Page and application data records:
◇ ◇ ◇ ◇

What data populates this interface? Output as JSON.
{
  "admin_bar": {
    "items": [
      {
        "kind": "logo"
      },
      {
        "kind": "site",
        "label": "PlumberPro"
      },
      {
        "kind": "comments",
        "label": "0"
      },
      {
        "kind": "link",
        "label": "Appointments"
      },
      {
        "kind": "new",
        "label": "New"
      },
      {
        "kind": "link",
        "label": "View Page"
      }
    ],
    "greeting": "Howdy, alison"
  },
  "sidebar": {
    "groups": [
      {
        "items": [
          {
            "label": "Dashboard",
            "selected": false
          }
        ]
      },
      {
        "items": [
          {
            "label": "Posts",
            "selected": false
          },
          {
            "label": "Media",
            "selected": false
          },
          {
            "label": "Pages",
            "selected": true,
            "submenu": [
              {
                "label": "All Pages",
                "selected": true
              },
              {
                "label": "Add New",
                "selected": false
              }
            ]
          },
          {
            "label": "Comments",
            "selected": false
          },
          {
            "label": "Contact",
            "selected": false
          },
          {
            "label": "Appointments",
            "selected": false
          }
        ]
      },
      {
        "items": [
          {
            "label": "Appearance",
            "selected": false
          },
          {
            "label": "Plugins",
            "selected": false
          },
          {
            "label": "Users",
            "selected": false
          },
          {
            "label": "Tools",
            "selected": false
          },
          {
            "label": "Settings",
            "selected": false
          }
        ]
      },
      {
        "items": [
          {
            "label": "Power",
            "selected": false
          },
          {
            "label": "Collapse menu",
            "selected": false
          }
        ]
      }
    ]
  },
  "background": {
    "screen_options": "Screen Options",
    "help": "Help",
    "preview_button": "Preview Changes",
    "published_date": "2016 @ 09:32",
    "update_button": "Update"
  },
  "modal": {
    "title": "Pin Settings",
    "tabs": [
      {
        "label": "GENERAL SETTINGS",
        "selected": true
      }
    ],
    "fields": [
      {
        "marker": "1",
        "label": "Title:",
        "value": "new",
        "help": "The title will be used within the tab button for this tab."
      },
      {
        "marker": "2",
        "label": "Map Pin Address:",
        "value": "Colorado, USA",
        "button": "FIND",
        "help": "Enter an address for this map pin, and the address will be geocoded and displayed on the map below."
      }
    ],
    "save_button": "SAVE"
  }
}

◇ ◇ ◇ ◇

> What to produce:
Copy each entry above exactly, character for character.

> Response to this exercise:
What data populates this interface? Output as JSON.
{
  "admin_bar": {
    "items": [
      {
        "kind": "logo"
      },
      {
        "kind": "site",
        "label": "PlumberPro"
      },
      {
        "kind": "comments",
        "label": "0"
      },
      {
        "kind": "link",
        "label": "Appointments"
      },
      {
        "kind": "new",
        "label": "New"
      },
      {
        "kind": "link",
        "label": "View Page"
      }
    ],
    "greeting": "Howdy, alison"
  },
  "sidebar": {
    "groups": [
      {
        "items": [
          {
            "label": "Dashboard",
            "selected": false
          }
        ]
      },
      {
        "items": [
          {
            "label": "Posts",
            "selected": false
          },
          {
            "label": "Media",
            "selected": false
          },
          {
            "label": "Pages",
            "selected": true,
            "submenu": [
              {
                "label": "All Pages",
                "selected": true
              },
              {
                "label": "Add New",
                "selected": false
              }
            ]
          },
          {
            "label": "Comments",
            "selected": false
          },
          {
            "label": "Contact",
            "selected": false
          },
          {
            "label": "Appointments",
            "selected": false
          }
        ]
      },
      {
        "items": [
          {
            "label": "Appearance",
            "selected": false
          },
          {
            "label": "Plugins",
            "selected": false
          },
          {
            "label": "Users",
            "selected": false
          },
          {
            "label": "Tools",
            "selected": false
          },
          {
            "label": "Settings",
            "selected": false
          }
        ]
      },
      {
        "items": [
          {
            "label": "Power",
            "selected": false
          },
          {
            "label": "Collapse menu",
            "selected": false
          }
        ]
      }
    ]
  },
  "background": {
    "screen_options": "Screen Options",
    "help": "Help",
    "preview_button": "Preview Changes",
    "published_date": "2016 @ 09:32",
    "update_button": "Update"
  },
  "modal": {
    "title": "Pin Settings",
    "tabs": [
      {
        "label": "GENERAL SETTINGS",
        "selected": true
      }
    ],
    "fields": [
      {
        "marker": "1",
        "label": "Title:",
        "value": "new",
        "help": "The title will be used within the tab button for this tab."
      },
      {
        "marker": "2",
        "label": "Map Pin Address:",
        "value": "Colorado, USA",
        "button": "FIND",
        "help": "Enter an address for this map pin, and the address will be geocoded and displayed on the map below."
      }
    ],
    "save_button": "SAVE"
  }
}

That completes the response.